Former BBC employee is convicted of indecently assaulting a woman while he worked for the corporation more than 30 years ago
- Geoffrey Wheeler, 71, was convicted of indecently assaulting the woman
- The former BBC employee worked on the corporation's Open University output
- He was sentenced to 50 hours community service and ordered to pay £500
- He was also cleared of four further indecent assault charges in 1981 and 1982
A former BBC employee has been convicted of indecently assaulting a woman while he worked for the corporation more than 30 years ago.
Geoffrey Wheeler was found guilty of putting his hand up the victim's top and touching her breast.
Wheeler, of Hopkins Close, Milton Keynes, was cleared of a further four indecent assault charges, dated between May 1981 and September 1982.
Geoffrey Wheeler, 71, was convicted of indecently assaulting a woman while he worked for the BBC more than 30 years ago on the corporation's Open University output
Wheeler was arrested under Operation Yewtree which was launched following the posthumous shaming of Jimmy Savile, pictured, who was accused of serial sex abuse
Wheeler was also cleared of four indecent assault charges between May 1981 and September 1982 following a trial at Southwark Crown Court, pictured
During his trial at Southwark Crown Court, the 71-year-old dismissed suggestions that he had attempted to touch the woman's breasts, saying: 'It did not happen.'
The jury of seven women and five men returned a majority decision on three of the charges, including the guilty verdict, and unanimously found him not guilty of two others.
Wheeler had been accused of 'persistent, repeated and unwanted sexual harassment' at the BBC's studio in Milton Keynes while he worked at the Open University for the corporation.
Wheeler - not to be confused with the BBC broadcaster and former Songs Of Praise presenter of the same name who died in December 2013 - was charged under Operation Yewtree.
The police investigation examined historical sexual abuse in the aftermath of the Jimmy Savile scandal.
Wheeler, who stood in the dock wearing a dark suit, white shirt and light blue tie, was told he must carry out 50 hours of unpaid work within the next 12 months.

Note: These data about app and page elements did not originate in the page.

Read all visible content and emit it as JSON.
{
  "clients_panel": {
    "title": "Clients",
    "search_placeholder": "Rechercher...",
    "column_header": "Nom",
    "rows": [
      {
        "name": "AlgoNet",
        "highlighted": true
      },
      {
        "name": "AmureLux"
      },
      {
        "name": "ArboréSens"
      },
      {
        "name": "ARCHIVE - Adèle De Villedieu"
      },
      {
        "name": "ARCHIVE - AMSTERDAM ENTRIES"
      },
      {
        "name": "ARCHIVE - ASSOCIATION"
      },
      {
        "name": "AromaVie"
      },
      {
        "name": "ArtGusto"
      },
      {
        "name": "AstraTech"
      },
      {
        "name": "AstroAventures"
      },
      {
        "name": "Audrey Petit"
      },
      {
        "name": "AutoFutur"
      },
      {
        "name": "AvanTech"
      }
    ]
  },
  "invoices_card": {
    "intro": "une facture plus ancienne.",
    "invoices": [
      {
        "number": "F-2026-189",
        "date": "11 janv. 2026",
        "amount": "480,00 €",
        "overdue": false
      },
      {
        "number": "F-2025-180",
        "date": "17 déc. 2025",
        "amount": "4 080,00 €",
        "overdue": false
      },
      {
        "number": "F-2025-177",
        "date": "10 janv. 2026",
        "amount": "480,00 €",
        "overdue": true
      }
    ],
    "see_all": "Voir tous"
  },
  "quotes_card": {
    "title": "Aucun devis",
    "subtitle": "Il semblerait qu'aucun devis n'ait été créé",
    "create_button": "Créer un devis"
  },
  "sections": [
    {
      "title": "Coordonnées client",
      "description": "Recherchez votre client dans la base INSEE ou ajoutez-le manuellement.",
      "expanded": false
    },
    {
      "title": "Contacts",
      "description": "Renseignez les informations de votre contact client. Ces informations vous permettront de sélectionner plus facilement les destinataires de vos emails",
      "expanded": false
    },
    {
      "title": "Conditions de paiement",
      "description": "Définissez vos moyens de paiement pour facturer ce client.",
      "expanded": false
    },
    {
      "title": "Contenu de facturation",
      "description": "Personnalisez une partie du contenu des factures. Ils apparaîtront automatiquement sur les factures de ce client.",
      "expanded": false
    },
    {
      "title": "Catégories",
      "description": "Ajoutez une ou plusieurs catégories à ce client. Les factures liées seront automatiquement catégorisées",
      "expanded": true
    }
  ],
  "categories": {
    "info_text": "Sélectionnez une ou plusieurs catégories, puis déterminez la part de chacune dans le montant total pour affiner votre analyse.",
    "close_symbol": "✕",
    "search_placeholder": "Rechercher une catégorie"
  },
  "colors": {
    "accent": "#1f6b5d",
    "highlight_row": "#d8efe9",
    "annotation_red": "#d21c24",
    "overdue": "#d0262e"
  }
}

He was also ordered to pay £150 in compensation to his victim, who Recorder Alexander Layton said had been 'palpably vulnerable' at the time of the assault, having just received some bad news.
He told Wheeler, who showed no reaction: 'Your past behaviour has caught up with you.'
He described the defendant as 'a man of good character apart from this offence' but added: 'You have shown no remorse for your behaviour.'
Wheeler, who the court heard is suffering from cancer and also acts as his wife's carer as she deals with Alzheimer's, was ordered to pay £500 towards prosecution costs.